▸ Element data from apps and pages:
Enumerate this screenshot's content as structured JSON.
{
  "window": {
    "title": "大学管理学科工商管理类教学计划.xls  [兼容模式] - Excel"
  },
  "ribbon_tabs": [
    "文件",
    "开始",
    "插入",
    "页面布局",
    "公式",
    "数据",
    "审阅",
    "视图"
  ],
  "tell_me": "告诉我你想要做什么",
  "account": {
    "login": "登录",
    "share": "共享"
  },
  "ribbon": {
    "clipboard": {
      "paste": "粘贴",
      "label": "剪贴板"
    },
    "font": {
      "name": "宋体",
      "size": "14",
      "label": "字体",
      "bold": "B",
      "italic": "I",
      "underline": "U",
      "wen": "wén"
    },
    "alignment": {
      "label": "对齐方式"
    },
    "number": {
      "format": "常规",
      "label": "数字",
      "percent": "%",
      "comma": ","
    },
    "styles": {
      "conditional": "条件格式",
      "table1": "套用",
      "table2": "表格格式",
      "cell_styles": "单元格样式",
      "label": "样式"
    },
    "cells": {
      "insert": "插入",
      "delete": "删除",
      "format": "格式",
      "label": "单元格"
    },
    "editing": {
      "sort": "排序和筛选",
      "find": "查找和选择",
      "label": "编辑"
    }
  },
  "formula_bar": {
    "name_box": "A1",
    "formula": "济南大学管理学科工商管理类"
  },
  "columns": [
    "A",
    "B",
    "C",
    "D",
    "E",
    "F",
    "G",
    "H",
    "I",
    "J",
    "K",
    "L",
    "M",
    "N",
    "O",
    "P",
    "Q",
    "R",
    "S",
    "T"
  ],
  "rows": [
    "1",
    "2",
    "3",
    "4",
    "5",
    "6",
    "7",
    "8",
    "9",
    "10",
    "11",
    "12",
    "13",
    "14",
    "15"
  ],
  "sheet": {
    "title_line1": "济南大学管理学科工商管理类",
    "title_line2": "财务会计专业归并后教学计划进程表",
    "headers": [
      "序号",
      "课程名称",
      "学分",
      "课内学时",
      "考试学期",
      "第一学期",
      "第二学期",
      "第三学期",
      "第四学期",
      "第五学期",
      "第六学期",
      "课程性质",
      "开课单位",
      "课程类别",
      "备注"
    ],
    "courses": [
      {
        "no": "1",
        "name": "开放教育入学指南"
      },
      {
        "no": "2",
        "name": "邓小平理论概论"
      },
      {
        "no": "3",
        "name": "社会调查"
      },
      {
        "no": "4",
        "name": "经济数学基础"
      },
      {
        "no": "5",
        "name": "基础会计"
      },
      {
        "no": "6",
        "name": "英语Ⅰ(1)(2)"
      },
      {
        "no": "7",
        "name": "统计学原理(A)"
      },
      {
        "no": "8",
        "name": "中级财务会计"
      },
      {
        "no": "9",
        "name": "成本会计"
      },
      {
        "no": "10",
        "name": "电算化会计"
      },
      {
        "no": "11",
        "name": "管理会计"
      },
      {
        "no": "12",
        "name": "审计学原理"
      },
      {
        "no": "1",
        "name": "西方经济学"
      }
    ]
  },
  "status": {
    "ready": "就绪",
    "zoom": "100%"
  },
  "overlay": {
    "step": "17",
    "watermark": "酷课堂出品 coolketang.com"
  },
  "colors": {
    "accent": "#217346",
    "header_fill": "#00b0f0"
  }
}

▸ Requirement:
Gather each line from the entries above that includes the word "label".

▸ Output:
      "label": "剪贴板"
      "label": "字体",
      "label": "对齐方式"
      "label": "数字",
      "label": "样式"
      "label": "单元格"
      "label": "编辑"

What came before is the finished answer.